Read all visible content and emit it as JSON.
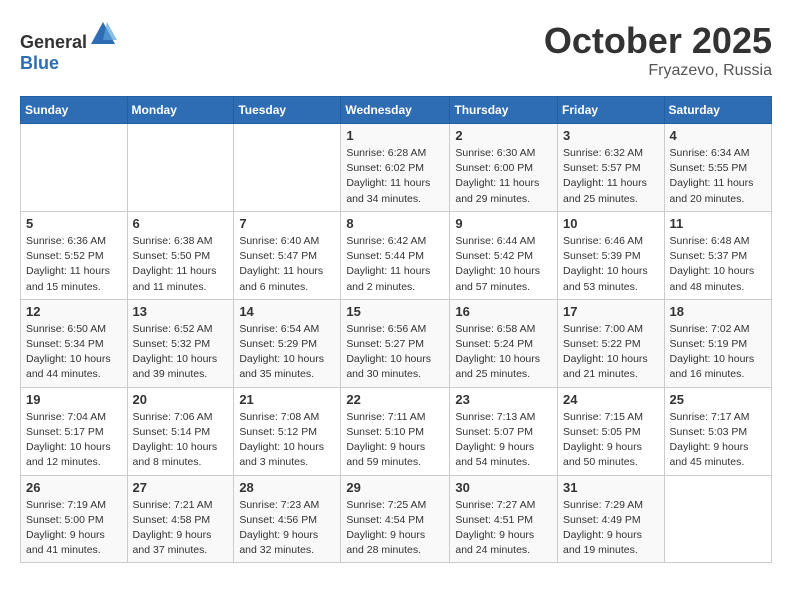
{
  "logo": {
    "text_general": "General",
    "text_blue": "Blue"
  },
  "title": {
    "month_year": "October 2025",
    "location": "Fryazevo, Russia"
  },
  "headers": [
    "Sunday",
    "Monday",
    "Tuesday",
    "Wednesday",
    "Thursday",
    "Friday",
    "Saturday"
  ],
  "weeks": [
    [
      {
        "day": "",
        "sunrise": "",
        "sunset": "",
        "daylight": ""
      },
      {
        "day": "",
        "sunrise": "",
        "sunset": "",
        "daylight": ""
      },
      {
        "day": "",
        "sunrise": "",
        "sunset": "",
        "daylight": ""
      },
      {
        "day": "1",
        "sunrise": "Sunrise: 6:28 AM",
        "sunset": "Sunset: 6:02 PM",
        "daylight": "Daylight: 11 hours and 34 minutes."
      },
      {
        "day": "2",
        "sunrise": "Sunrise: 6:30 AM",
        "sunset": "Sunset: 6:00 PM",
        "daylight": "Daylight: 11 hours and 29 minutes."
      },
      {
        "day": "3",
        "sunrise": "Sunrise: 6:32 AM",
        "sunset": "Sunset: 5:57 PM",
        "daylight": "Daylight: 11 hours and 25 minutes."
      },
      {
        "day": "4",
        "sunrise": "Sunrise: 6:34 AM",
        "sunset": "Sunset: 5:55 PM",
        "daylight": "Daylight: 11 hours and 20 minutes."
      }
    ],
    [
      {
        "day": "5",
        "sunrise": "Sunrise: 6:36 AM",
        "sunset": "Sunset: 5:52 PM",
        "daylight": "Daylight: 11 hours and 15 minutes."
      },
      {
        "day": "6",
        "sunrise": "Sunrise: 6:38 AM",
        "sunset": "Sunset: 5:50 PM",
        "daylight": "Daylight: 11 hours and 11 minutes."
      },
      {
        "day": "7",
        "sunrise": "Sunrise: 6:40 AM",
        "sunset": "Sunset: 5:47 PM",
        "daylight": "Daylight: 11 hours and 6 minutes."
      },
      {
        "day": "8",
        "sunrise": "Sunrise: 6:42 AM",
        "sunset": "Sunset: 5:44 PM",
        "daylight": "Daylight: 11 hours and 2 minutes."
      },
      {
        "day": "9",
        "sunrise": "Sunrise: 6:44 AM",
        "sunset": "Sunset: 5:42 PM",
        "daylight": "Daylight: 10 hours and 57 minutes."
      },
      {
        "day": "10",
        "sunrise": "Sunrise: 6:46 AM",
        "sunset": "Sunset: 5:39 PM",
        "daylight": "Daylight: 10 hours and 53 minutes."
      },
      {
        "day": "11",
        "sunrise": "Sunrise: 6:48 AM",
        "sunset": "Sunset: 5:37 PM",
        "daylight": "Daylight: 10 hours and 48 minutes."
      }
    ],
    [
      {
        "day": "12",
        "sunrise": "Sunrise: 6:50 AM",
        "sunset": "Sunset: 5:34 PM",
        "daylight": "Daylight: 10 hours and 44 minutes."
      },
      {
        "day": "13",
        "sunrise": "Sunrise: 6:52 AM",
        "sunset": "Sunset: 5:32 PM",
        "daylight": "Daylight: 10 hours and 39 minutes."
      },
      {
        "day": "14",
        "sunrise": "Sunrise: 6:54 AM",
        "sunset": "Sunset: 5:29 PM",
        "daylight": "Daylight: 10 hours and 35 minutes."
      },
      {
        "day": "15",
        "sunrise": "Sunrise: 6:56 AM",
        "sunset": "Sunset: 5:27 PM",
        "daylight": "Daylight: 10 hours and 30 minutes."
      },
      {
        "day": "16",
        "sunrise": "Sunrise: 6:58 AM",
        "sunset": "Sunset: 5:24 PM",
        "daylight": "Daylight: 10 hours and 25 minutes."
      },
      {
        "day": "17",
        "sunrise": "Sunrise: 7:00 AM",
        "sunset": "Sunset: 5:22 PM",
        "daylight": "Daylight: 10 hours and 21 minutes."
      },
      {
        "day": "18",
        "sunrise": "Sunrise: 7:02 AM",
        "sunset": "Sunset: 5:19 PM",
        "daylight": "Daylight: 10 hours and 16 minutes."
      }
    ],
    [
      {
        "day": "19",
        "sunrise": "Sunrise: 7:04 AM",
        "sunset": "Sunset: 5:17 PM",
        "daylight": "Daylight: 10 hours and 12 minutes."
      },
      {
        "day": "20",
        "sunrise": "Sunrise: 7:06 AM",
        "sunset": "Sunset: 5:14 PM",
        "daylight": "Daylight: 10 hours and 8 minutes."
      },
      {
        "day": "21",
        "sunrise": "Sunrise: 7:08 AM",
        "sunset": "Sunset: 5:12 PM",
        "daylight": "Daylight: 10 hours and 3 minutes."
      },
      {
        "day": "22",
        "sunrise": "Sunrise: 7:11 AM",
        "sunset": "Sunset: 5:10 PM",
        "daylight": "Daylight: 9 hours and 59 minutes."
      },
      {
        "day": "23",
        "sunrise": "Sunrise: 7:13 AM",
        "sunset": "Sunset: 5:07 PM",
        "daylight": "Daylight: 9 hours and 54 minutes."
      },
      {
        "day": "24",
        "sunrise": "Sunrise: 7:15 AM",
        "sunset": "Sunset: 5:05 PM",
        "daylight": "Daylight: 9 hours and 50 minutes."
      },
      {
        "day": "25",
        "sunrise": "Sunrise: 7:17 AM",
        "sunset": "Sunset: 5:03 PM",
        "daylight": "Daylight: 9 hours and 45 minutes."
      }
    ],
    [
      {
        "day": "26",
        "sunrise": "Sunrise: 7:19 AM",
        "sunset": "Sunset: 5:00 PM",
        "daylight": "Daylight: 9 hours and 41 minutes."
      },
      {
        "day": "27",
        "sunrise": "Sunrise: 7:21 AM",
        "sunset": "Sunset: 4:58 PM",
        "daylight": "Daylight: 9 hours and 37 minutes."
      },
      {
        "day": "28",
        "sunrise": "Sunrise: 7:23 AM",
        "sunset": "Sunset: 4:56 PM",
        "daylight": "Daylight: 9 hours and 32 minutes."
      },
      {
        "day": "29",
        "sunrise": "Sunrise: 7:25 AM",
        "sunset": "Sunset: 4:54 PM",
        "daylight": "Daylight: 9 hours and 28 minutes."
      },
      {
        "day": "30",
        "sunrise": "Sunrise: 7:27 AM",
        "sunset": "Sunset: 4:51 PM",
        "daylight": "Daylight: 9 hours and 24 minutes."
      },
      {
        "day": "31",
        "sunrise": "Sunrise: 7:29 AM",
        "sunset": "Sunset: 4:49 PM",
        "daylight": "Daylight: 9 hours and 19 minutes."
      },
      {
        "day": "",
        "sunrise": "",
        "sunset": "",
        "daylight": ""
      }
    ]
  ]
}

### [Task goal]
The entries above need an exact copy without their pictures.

### [Solution to this problem]
Read all visible content and emit it as JSON.
{
  "logo": {
    "text_general": "General",
    "text_blue": "Blue"
  },
  "title": {
    "month_year": "October 2025",
    "location": "Fryazevo, Russia"
  },
  "headers": [
    "Sunday",
    "Monday",
    "Tuesday",
    "Wednesday",
    "Thursday",
    "Friday",
    "Saturday"
  ],
  "weeks": [
    [
      {
        "day": "",
        "sunrise": "",
        "sunset": "",
        "daylight": ""
      },
      {
        "day": "",
        "sunrise": "",
        "sunset": "",
        "daylight": ""
      },
      {
        "day": "",
        "sunrise": "",
        "sunset": "",
        "daylight": ""
      },
      {
        "day": "1",
        "sunrise": "Sunrise: 6:28 AM",
        "sunset": "Sunset: 6:02 PM",
        "daylight": "Daylight: 11 hours and 34 minutes."
      },
      {
        "day": "2",
        "sunrise": "Sunrise: 6:30 AM",
        "sunset": "Sunset: 6:00 PM",
        "daylight": "Daylight: 11 hours and 29 minutes."
      },
      {
        "day": "3",
        "sunrise": "Sunrise: 6:32 AM",
        "sunset": "Sunset: 5:57 PM",
        "daylight": "Daylight: 11 hours and 25 minutes."
      },
      {
        "day": "4",
        "sunrise": "Sunrise: 6:34 AM",
        "sunset": "Sunset: 5:55 PM",
        "daylight": "Daylight: 11 hours and 20 minutes."
      }
    ],
    [
      {
        "day": "5",
        "sunrise": "Sunrise: 6:36 AM",
        "sunset": "Sunset: 5:52 PM",
        "daylight": "Daylight: 11 hours and 15 minutes."
      },
      {
        "day": "6",
        "sunrise": "Sunrise: 6:38 AM",
        "sunset": "Sunset: 5:50 PM",
        "daylight": "Daylight: 11 hours and 11 minutes."
      },
      {
        "day": "7",
        "sunrise": "Sunrise: 6:40 AM",
        "sunset": "Sunset: 5:47 PM",
        "daylight": "Daylight: 11 hours and 6 minutes."
      },
      {
        "day": "8",
        "sunrise": "Sunrise: 6:42 AM",
        "sunset": "Sunset: 5:44 PM",
        "daylight": "Daylight: 11 hours and 2 minutes."
      },
      {
        "day": "9",
        "sunrise": "Sunrise: 6:44 AM",
        "sunset": "Sunset: 5:42 PM",
        "daylight": "Daylight: 10 hours and 57 minutes."
      },
      {
        "day": "10",
        "sunrise": "Sunrise: 6:46 AM",
        "sunset": "Sunset: 5:39 PM",
        "daylight": "Daylight: 10 hours and 53 minutes."
      },
      {
        "day": "11",
        "sunrise": "Sunrise: 6:48 AM",
        "sunset": "Sunset: 5:37 PM",
        "daylight": "Daylight: 10 hours and 48 minutes."
      }
    ],
    [
      {
        "day": "12",
        "sunrise": "Sunrise: 6:50 AM",
        "sunset": "Sunset: 5:34 PM",
        "daylight": "Daylight: 10 hours and 44 minutes."
      },
      {
        "day": "13",
        "sunrise": "Sunrise: 6:52 AM",
        "sunset": "Sunset: 5:32 PM",
        "daylight": "Daylight: 10 hours and 39 minutes."
      },
      {
        "day": "14",
        "sunrise": "Sunrise: 6:54 AM",
        "sunset": "Sunset: 5:29 PM",
        "daylight": "Daylight: 10 hours and 35 minutes."
      },
      {
        "day": "15",
        "sunrise": "Sunrise: 6:56 AM",
        "sunset": "Sunset: 5:27 PM",
        "daylight": "Daylight: 10 hours and 30 minutes."
      },
      {
        "day": "16",
        "sunrise": "Sunrise: 6:58 AM",
        "sunset": "Sunset: 5:24 PM",
        "daylight": "Daylight: 10 hours and 25 minutes."
      },
      {
        "day": "17",
        "sunrise": "Sunrise: 7:00 AM",
        "sunset": "Sunset: 5:22 PM",
        "daylight": "Daylight: 10 hours and 21 minutes."
      },
      {
        "day": "18",
        "sunrise": "Sunrise: 7:02 AM",
        "sunset": "Sunset: 5:19 PM",
        "daylight": "Daylight: 10 hours and 16 minutes."
      }
    ],
    [
      {
        "day": "19",
        "sunrise": "Sunrise: 7:04 AM",
        "sunset": "Sunset: 5:17 PM",
        "daylight": "Daylight: 10 hours and 12 minutes."
      },
      {
        "day": "20",
        "sunrise": "Sunrise: 7:06 AM",
        "sunset": "Sunset: 5:14 PM",
        "daylight": "Daylight: 10 hours and 8 minutes."
      },
      {
        "day": "21",
        "sunrise": "Sunrise: 7:08 AM",
        "sunset": "Sunset: 5:12 PM",
        "daylight": "Daylight: 10 hours and 3 minutes."
      },
      {
        "day": "22",
        "sunrise": "Sunrise: 7:11 AM",
        "sunset": "Sunset: 5:10 PM",
        "daylight": "Daylight: 9 hours and 59 minutes."
      },
      {
        "day": "23",
        "sunrise": "Sunrise: 7:13 AM",
        "sunset": "Sunset: 5:07 PM",
        "daylight": "Daylight: 9 hours and 54 minutes."
      },
      {
        "day": "24",
        "sunrise": "Sunrise: 7:15 AM",
        "sunset": "Sunset: 5:05 PM",
        "daylight": "Daylight: 9 hours and 50 minutes."
      },
      {
        "day": "25",
        "sunrise": "Sunrise: 7:17 AM",
        "sunset": "Sunset: 5:03 PM",
        "daylight": "Daylight: 9 hours and 45 minutes."
      }
    ],
    [
      {
        "day": "26",
        "sunrise": "Sunrise: 7:19 AM",
        "sunset": "Sunset: 5:00 PM",
        "daylight": "Daylight: 9 hours and 41 minutes."
      },
      {
        "day": "27",
        "sunrise": "Sunrise: 7:21 AM",
        "sunset": "Sunset: 4:58 PM",
        "daylight": "Daylight: 9 hours and 37 minutes."
      },
      {
        "day": "28",
        "sunrise": "Sunrise: 7:23 AM",
        "sunset": "Sunset: 4:56 PM",
        "daylight": "Daylight: 9 hours and 32 minutes."
      },
      {
        "day": "29",
        "sunrise": "Sunrise: 7:25 AM",
        "sunset": "Sunset: 4:54 PM",
        "daylight": "Daylight: 9 hours and 28 minutes."
      },
      {
        "day": "30",
        "sunrise": "Sunrise: 7:27 AM",
        "sunset": "Sunset: 4:51 PM",
        "daylight": "Daylight: 9 hours and 24 minutes."
      },
      {
        "day": "31",
        "sunrise": "Sunrise: 7:29 AM",
        "sunset": "Sunset: 4:49 PM",
        "daylight": "Daylight: 9 hours and 19 minutes."
      },
      {
        "day": "",
        "sunrise": "",
        "sunset": "",
        "daylight": ""
      }
    ]
  ]
}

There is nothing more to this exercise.